While this presents a situation in which even the most established filmmakers could risk being caught up in the scale and chaos of it all, Michel Franco proves he can take on this challenge, and more. On track to become the next big visionary auteur, with New Order, Franco joins an elite class of master filmmakers who can take a large-scale picture and still maintain enough of a steady directorial hand, imbuing the film with a socially relevant subtext that brings a greater purpose to the film, without losing the grandeur present in epics that many art house films do not even attempt to touch.
Under his guise, he is able to construct scene after scene of beautifully calculated chaos, and much like Christopher Nolan’s Dunkirk, is able to properly handle steering away from focusing on characters with unnecessary moments to deliver a visceral and transcendent experience that is brimming with social tension. Much has to be said about Franco’s own screenplay as well.
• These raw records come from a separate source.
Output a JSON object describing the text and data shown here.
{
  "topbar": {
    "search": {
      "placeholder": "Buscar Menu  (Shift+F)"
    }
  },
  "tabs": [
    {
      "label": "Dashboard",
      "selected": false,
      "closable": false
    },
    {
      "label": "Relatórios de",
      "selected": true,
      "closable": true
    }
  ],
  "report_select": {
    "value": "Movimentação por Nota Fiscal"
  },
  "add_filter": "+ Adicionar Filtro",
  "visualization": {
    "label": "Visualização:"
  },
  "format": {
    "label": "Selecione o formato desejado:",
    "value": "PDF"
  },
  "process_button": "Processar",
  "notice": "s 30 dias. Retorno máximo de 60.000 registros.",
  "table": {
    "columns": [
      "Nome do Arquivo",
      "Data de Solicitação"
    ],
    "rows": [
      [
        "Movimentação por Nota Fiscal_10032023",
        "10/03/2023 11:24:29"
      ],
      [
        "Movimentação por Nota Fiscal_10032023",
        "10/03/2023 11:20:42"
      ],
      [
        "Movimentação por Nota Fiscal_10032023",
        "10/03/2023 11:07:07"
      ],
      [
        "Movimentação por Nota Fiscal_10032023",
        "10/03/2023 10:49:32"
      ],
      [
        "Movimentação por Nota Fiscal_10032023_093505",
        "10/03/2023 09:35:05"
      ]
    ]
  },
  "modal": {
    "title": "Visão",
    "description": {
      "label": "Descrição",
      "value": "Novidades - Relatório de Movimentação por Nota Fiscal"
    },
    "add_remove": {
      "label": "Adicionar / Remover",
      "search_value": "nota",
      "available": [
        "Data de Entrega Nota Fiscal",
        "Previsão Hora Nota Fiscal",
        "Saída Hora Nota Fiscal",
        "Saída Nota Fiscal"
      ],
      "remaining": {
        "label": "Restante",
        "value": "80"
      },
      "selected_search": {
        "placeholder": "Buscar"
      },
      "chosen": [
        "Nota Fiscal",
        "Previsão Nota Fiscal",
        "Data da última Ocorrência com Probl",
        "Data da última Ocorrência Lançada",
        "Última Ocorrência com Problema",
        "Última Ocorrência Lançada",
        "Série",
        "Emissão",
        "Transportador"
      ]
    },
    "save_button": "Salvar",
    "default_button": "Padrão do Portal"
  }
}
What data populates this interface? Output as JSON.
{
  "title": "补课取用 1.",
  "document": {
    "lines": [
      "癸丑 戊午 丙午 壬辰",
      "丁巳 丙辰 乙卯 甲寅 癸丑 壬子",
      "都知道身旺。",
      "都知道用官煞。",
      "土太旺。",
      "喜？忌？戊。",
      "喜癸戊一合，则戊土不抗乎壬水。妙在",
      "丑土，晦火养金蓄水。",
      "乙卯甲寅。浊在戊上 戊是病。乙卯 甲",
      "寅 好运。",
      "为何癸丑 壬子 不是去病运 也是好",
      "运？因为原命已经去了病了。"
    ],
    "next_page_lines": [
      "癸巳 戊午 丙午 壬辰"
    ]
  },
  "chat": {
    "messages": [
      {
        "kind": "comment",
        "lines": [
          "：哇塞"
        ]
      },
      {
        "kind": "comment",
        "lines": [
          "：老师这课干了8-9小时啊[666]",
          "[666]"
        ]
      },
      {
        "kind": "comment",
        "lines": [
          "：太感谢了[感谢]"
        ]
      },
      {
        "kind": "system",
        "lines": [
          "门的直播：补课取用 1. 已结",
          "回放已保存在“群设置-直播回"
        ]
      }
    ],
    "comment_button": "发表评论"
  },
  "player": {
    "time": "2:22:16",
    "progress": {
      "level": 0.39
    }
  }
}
Throughout the course of the narrative, Franco perfectly plants the seeds for a slew of twists and turns that challenges one perception of leadership at any given time with its constant shifts in power and class dynamics, and is unafraid to craft haunting moments where no one is safe that will leave one shocked and chilled to the bone.
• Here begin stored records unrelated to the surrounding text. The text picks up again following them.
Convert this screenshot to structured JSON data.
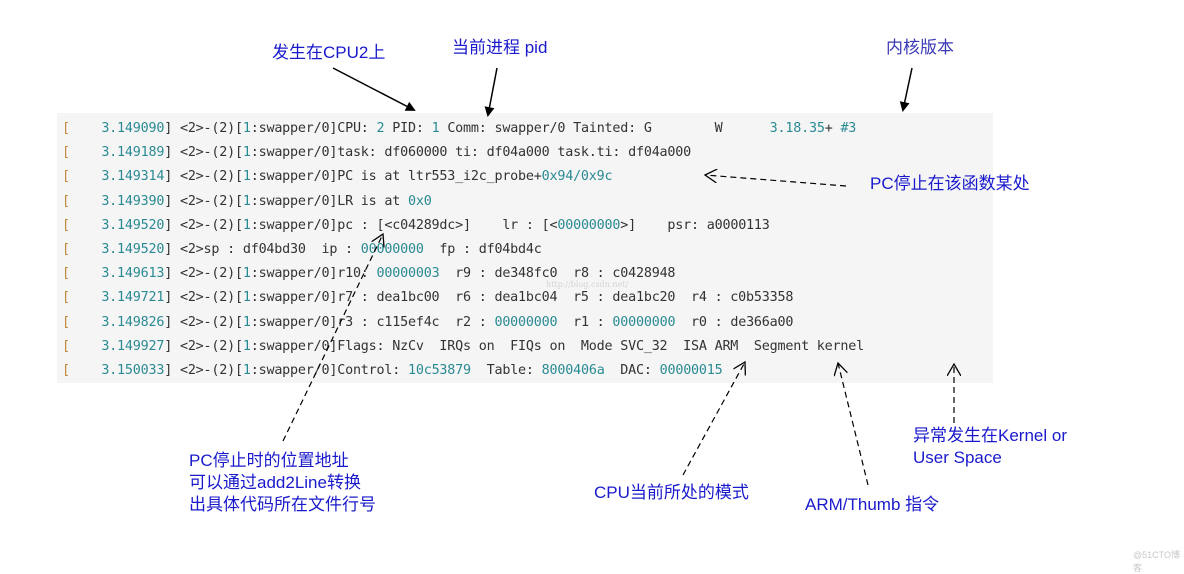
{
  "log": {
    "lines": [
      {
        "bracket": "[",
        "ts": "    3.149090]",
        "parts": [
          {
            "t": " <2>-(2)[",
            "c": "txt"
          },
          {
            "t": "1",
            "c": "num"
          },
          {
            "t": ":swapper/0]CPU: ",
            "c": "txt"
          },
          {
            "t": "2",
            "c": "num"
          },
          {
            "t": " PID: ",
            "c": "txt"
          },
          {
            "t": "1",
            "c": "num"
          },
          {
            "t": " Comm: swapper/0 Tainted: G        W      ",
            "c": "txt"
          },
          {
            "t": "3.18.35",
            "c": "num"
          },
          {
            "t": "+ ",
            "c": "txt"
          },
          {
            "t": "#3",
            "c": "num"
          }
        ]
      },
      {
        "bracket": "[",
        "ts": "    3.149189]",
        "parts": [
          {
            "t": " <2>-(2)[",
            "c": "txt"
          },
          {
            "t": "1",
            "c": "num"
          },
          {
            "t": ":swapper/0]task: df060000 ti: df04a000 task.ti: df04a000",
            "c": "txt"
          }
        ]
      },
      {
        "bracket": "[",
        "ts": "    3.149314]",
        "parts": [
          {
            "t": " <2>-(2)[",
            "c": "txt"
          },
          {
            "t": "1",
            "c": "num"
          },
          {
            "t": ":swapper/0]PC is at ltr553_i2c_probe+",
            "c": "txt"
          },
          {
            "t": "0x94/0x9c",
            "c": "num"
          }
        ]
      },
      {
        "bracket": "[",
        "ts": "    3.149390]",
        "parts": [
          {
            "t": " <2>-(2)[",
            "c": "txt"
          },
          {
            "t": "1",
            "c": "num"
          },
          {
            "t": ":swapper/0]LR is at ",
            "c": "txt"
          },
          {
            "t": "0x0",
            "c": "num"
          }
        ]
      },
      {
        "bracket": "[",
        "ts": "    3.149520]",
        "parts": [
          {
            "t": " <2>-(2)[",
            "c": "txt"
          },
          {
            "t": "1",
            "c": "num"
          },
          {
            "t": ":swapper/0]pc : [<c04289dc>]    lr : [<",
            "c": "txt"
          },
          {
            "t": "00000000",
            "c": "num"
          },
          {
            "t": ">]    psr: a0000113",
            "c": "txt"
          }
        ]
      },
      {
        "bracket": "[",
        "ts": "    3.149520]",
        "parts": [
          {
            "t": " <2>sp : df04bd30  ip : ",
            "c": "txt"
          },
          {
            "t": "00000000",
            "c": "num"
          },
          {
            "t": "  fp : df04bd4c",
            "c": "txt"
          }
        ]
      },
      {
        "bracket": "[",
        "ts": "    3.149613]",
        "parts": [
          {
            "t": " <2>-(2)[",
            "c": "txt"
          },
          {
            "t": "1",
            "c": "num"
          },
          {
            "t": ":swapper/0]r10: ",
            "c": "txt"
          },
          {
            "t": "00000003",
            "c": "num"
          },
          {
            "t": "  r9 : de348fc0  r8 : c0428948",
            "c": "txt"
          }
        ]
      },
      {
        "bracket": "[",
        "ts": "    3.149721]",
        "parts": [
          {
            "t": " <2>-(2)[",
            "c": "txt"
          },
          {
            "t": "1",
            "c": "num"
          },
          {
            "t": ":swapper/0]r7 : dea1bc00  r6 : dea1bc04  r5 : dea1bc20  r4 : c0b53358",
            "c": "txt"
          }
        ]
      },
      {
        "bracket": "[",
        "ts": "    3.149826]",
        "parts": [
          {
            "t": " <2>-(2)[",
            "c": "txt"
          },
          {
            "t": "1",
            "c": "num"
          },
          {
            "t": ":swapper/0]r3 : c115ef4c  r2 : ",
            "c": "txt"
          },
          {
            "t": "00000000",
            "c": "num"
          },
          {
            "t": "  r1 : ",
            "c": "txt"
          },
          {
            "t": "00000000",
            "c": "num"
          },
          {
            "t": "  r0 : de366a00",
            "c": "txt"
          }
        ]
      },
      {
        "bracket": "[",
        "ts": "    3.149927]",
        "parts": [
          {
            "t": " <2>-(2)[",
            "c": "txt"
          },
          {
            "t": "1",
            "c": "num"
          },
          {
            "t": ":swapper/0]Flags: NzCv  IRQs on  FIQs on  Mode SVC_32  ISA ARM  Segment kernel",
            "c": "txt"
          }
        ]
      },
      {
        "bracket": "[",
        "ts": "    3.150033]",
        "parts": [
          {
            "t": " <2>-(2)[",
            "c": "txt"
          },
          {
            "t": "1",
            "c": "num"
          },
          {
            "t": ":swapper/0]Control: ",
            "c": "txt"
          },
          {
            "t": "10c53879",
            "c": "num"
          },
          {
            "t": "  Table: ",
            "c": "txt"
          },
          {
            "t": "8000406a",
            "c": "num"
          },
          {
            "t": "  DAC: ",
            "c": "txt"
          },
          {
            "t": "00000015",
            "c": "num"
          }
        ]
      }
    ]
  },
  "annotations": {
    "cpu": "发生在CPU2上",
    "pid": "当前进程 pid",
    "kernel_version": "内核版本",
    "pc_func": "PC停止在该函数某处",
    "pc_addr_1": "PC停止时的位置地址",
    "pc_addr_2": "可以通过add2Line转换",
    "pc_addr_3": "出具体代码所在文件行号",
    "cpu_mode": "CPU当前所处的模式",
    "isa": "ARM/Thumb 指令",
    "segment_1": "异常发生在Kernel or",
    "segment_2": "User Space"
  },
  "watermarks": {
    "inline": "http://blog.csdn.net/",
    "corner": "@51CTO博客"
  },
  "colors": {
    "annotation_text": "#1a1acc",
    "log_background": "#f5f5f5",
    "log_number": "#2a8a93",
    "log_bracket": "#c08a3a",
    "log_text": "#333333"
  }
}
While many of it’s technical aspects at first may not have done enough to truly stand out to the extent that the screenplay does, we soon see that in line with the narrative, it’s stylistic flair is slowly building beneath the surface until it is unleashed and wreaks havoc. At first, perceived in more standard light, once the film takes its first turn, it reveals itself to be a steadfast and unflinching way to observe the magnitude of the events, and containing itself just enough that it won’t overpower the core story in the mind of the viewer.
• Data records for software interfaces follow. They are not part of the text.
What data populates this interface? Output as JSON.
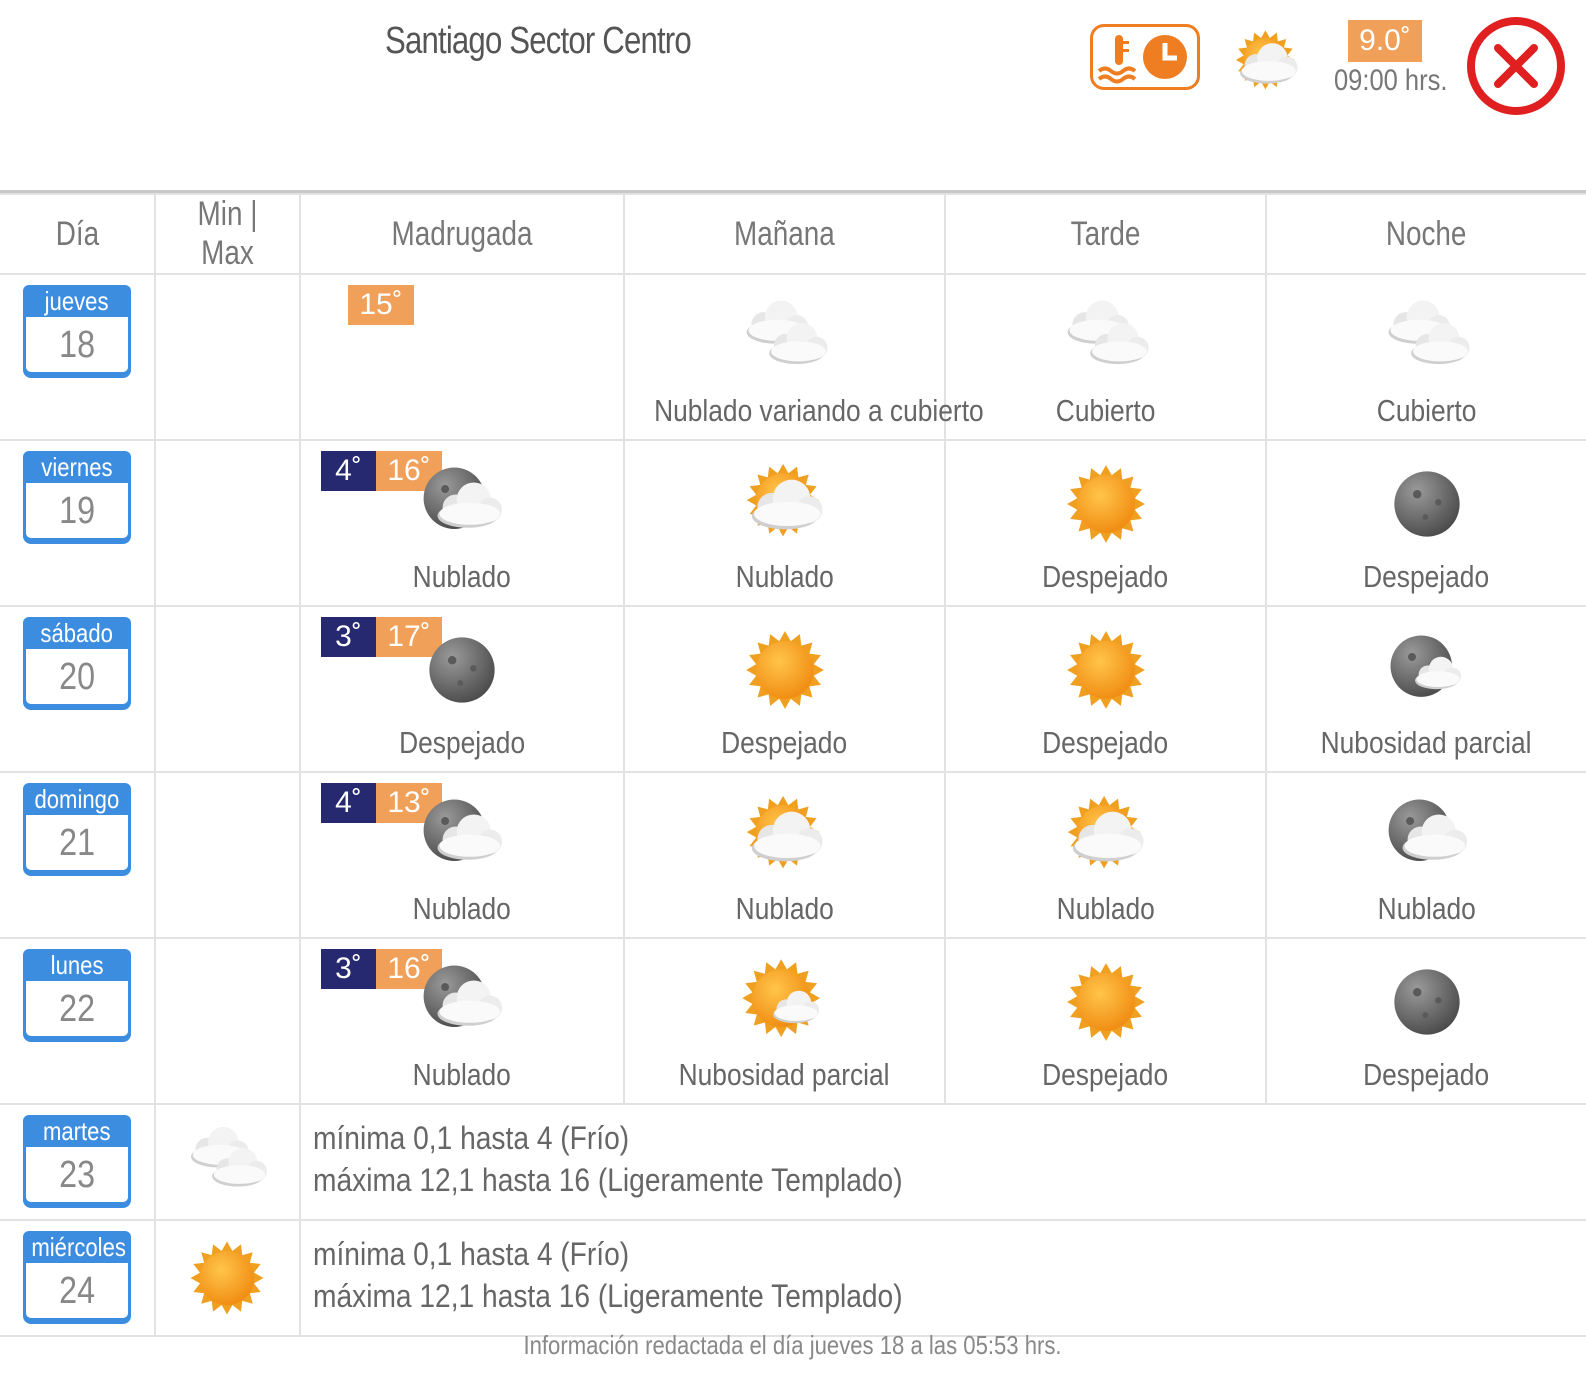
{
  "header": {
    "city": "Santiago Sector Centro",
    "current_temp": "9.0˚",
    "current_time": "09:00 hrs.",
    "current_icon": "partly-cloudy-day-icon",
    "toggle_icon": "temperature-clock-icon",
    "close_icon": "close-icon"
  },
  "columns": [
    "Día",
    "Min | Max",
    "Madrugada",
    "Mañana",
    "Tarde",
    "Noche"
  ],
  "days": [
    {
      "weekday": "jueves",
      "date": "18",
      "min": "",
      "max": "15˚",
      "periods": [
        {
          "icon": "",
          "label": ""
        },
        {
          "icon": "overcast",
          "label": "Nublado variando a cubierto"
        },
        {
          "icon": "overcast",
          "label": "Cubierto"
        },
        {
          "icon": "overcast",
          "label": "Cubierto"
        }
      ]
    },
    {
      "weekday": "viernes",
      "date": "19",
      "min": "4˚",
      "max": "16˚",
      "periods": [
        {
          "icon": "cloudy-night",
          "label": "Nublado"
        },
        {
          "icon": "cloudy-day",
          "label": "Nublado"
        },
        {
          "icon": "sun",
          "label": "Despejado"
        },
        {
          "icon": "moon",
          "label": "Despejado"
        }
      ]
    },
    {
      "weekday": "sábado",
      "date": "20",
      "min": "3˚",
      "max": "17˚",
      "periods": [
        {
          "icon": "moon",
          "label": "Despejado"
        },
        {
          "icon": "sun",
          "label": "Despejado"
        },
        {
          "icon": "sun",
          "label": "Despejado"
        },
        {
          "icon": "partly-night",
          "label": "Nubosidad parcial"
        }
      ]
    },
    {
      "weekday": "domingo",
      "date": "21",
      "min": "4˚",
      "max": "13˚",
      "periods": [
        {
          "icon": "cloudy-night",
          "label": "Nublado"
        },
        {
          "icon": "cloudy-day",
          "label": "Nublado"
        },
        {
          "icon": "cloudy-day",
          "label": "Nublado"
        },
        {
          "icon": "cloudy-night",
          "label": "Nublado"
        }
      ]
    },
    {
      "weekday": "lunes",
      "date": "22",
      "min": "3˚",
      "max": "16˚",
      "periods": [
        {
          "icon": "cloudy-night",
          "label": "Nublado"
        },
        {
          "icon": "partly-day",
          "label": "Nubosidad parcial"
        },
        {
          "icon": "sun",
          "label": "Despejado"
        },
        {
          "icon": "moon",
          "label": "Despejado"
        }
      ]
    }
  ],
  "extended": [
    {
      "weekday": "martes",
      "date": "23",
      "icon": "overcast",
      "line1": "mínima 0,1 hasta 4 (Frío)",
      "line2": "máxima 12,1 hasta 16 (Ligeramente Templado)"
    },
    {
      "weekday": "miércoles",
      "date": "24",
      "icon": "sun",
      "line1": "mínima 0,1 hasta 4 (Frío)",
      "line2": "máxima 12,1 hasta 16 (Ligeramente Templado)"
    }
  ],
  "footer": "Información redactada el día jueves 18 a las 05:53 hrs.",
  "colors": {
    "calendar_blue": "#3c8de0",
    "min_bg": "#262870",
    "max_bg": "#f0a058",
    "close_red": "#e02020",
    "accent_orange": "#ef7d22"
  }
}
However, because of how the film has shaved away any need for exposition or set up, many may argue that the film has no substance to propel the ambitious film forward, and claim that it offers only a surface-level examination of the situation at hand. Yet, this is only because Franco wisely expects one to be familiar with the context behind the story. To Latin-American viewers, this dystopia may be all too real, as many of the seemingly exaggerated levels of corruption and betrayal throughout the entire government are ever-present in many Latin-American countries to this day. One only need to learn about the class and power dynamics that influence events such as the Tlatelolco Massacre of 1968, where students rioted for change but were used and gunned down by the military with no regard for life, to fully grasp the purpose and subtextual nature of the film. Even without that context, the film will surely resonate with many because of its universal themes that carry over into every aspect of society all around the world, with even Franco himself stating that the American Black Lives Matter and French Yellow Vest movements heavily inspired the nature of the film as well. Because of that, fears of a loss of cultural context seen stemming from numerous foreign-language films should be quelled, as while it will surely help one understand the complete nature of the film, the presence of universal themes of class inequality and social discord ensure that it is one that will linger in the minds of viewers for years to come.
New Order is a film that many will struggle to put into words. One-dimensional descriptors such as wild, chaotic, important, and shocking are true but don’t even begin to do it justice, but one thing that is for certain, is that Michel Franco has proven to be the next prominent voice in international cinema. Ultimately, New Order is a transcendent experience that will shock you to the core, and undoubtedly is the best film of the year.
This review is from the 45th Toronto International Film Festival